Crane continues in this double vein, always from one angle simply describing the Mississippi River in terms of a spiritual, but from another angle revealing the angry bitterness of a race that has been displaced, its promises broken. … As this river gains momentum, then, it masses together because of these numbers of persons:

O quarrying passion, undertowed sunlight! The basalt surface drags a jungle grace Ochreous and lynx-barred in lengthening might; Patience! And you shall reach the biding place!

Over DeSoto’s bones, the freighted floors Throb past the City storied of three thrones. Down two more turns the Mississippi pours (Anon tall ironsides up from salt lagoons).

These stanzas reveal a whole new meaning to the initiated. Superficially, the lines are just what they have been praised for being by critics who have admired them because they seem a rare instance in which Crane is simply, if lushly, descriptive: they are not weighed down with thinking, they are simply exotic descriptions of the Mississippi with a few historical references tossed in for local color. A second look, though, discloses a host of multihued black, brown and sepia faces moving together in a "jungle grace." The "Ochreous and lynx-barred" colors are not simply a play of sunlight imagined below "The basalt surface": these are clues to identify the color of the faces as they assemble to move together. Sunlight is "undertowed" and the "Quarrying passion" is repressed; but the drawing-under and the repression have the effect of concentrating, of building with energy in a "lengthening might." When the river gains speed, disturbing the bones of that imperial conqueror DeSoto, disrupting "the City storied of three thrones" (with "thrones" an emblem of obedience), the sense is of a strengthening force no longer able to be constrained, literally heaving its way up out from within the oppressive weight of a long history of exploitation. (Perhaps Williams was correct when, after reading the passage, he felt that Crane had borrowed from his "Destruction of Tenochtitlan.") "Tall ironsides" – a warship – is ominously released from the mud, later ("Anon") to emerge on the surface.

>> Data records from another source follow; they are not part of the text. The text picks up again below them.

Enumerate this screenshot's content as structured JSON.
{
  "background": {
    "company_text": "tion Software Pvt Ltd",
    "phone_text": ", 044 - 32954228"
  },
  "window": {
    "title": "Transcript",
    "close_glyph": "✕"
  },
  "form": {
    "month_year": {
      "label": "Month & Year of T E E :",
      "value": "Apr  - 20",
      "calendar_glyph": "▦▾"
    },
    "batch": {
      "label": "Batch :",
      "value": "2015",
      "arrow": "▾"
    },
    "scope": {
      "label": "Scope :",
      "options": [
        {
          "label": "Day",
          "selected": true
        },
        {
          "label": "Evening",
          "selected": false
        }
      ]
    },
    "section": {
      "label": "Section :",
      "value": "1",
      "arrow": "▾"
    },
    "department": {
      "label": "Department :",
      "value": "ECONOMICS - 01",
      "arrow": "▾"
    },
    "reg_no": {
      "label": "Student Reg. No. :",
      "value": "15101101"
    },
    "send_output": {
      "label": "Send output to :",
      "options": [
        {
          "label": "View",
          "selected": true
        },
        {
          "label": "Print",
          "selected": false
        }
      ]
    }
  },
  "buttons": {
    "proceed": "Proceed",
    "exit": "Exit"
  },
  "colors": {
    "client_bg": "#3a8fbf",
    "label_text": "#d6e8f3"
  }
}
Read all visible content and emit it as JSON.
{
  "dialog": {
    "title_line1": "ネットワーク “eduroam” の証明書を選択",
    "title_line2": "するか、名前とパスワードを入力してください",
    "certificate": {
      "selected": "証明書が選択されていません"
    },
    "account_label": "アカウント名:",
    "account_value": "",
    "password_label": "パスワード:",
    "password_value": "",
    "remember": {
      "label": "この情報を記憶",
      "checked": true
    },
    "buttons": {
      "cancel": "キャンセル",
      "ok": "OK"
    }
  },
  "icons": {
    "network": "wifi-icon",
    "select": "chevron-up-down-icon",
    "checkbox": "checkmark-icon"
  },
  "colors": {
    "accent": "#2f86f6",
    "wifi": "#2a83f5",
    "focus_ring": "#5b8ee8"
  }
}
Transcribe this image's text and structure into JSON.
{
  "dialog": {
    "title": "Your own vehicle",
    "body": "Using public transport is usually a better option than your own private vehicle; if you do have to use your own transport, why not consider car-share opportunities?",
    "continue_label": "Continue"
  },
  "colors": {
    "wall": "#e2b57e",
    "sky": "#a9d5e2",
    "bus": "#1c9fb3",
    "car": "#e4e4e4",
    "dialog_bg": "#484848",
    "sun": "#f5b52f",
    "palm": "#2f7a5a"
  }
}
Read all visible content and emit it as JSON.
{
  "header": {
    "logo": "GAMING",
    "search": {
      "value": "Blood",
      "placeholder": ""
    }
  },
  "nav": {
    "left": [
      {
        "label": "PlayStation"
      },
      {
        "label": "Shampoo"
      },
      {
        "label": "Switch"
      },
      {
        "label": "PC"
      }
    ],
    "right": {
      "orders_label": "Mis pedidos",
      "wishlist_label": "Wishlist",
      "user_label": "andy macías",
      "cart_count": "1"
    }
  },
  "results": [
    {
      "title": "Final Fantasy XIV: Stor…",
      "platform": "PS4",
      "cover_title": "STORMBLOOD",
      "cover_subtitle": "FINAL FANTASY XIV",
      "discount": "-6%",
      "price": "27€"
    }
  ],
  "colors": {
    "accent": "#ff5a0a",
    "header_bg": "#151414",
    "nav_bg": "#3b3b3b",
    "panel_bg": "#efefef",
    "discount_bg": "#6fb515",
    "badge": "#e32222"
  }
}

The conclusion of the fragments is no less unsettling to those who can hear the note of prophecy in the porter’s apparently innocent descriptions. When the river reaches its terminus, its speed and strength enormously increased, it quite naturally rushes to break free of any constriction. "And flows within itself, heaps itself free" is, of course, a description of the river water backing up and spreading out across the delta.ut in the underground context of the poem, it is also the portrayal of a revolutionary urge to break free of constraint, to escape from bondage. "Poised wholly on its dream, a mustard glow / Tortured by history, its one will – flow!" From the porter’s perspective, this image of the river carries a distinct significance. Underneath his superficial air of subservience, beneath his guise of a harmless drifter who is bemused by spirituals and possesses a childlike innocence and waywardness, the black man fervently retains all his old dreams of emancipation. And he is still "Poised wholly" on a dream, and, though "Tortured" by a history of exploitation and repression, he has an unbroken will to be free. To suppress his dream only adds to its strength, increasing the likelihood that the moment must soon arrive when the bondage is too great to be endured. At the moment, the river meets "No embrace … but the stinging sea," and it spreads back as though it had met the master’s whip. But "The Passion" remains to spread outward, in ‘wide tongues, choked and slow."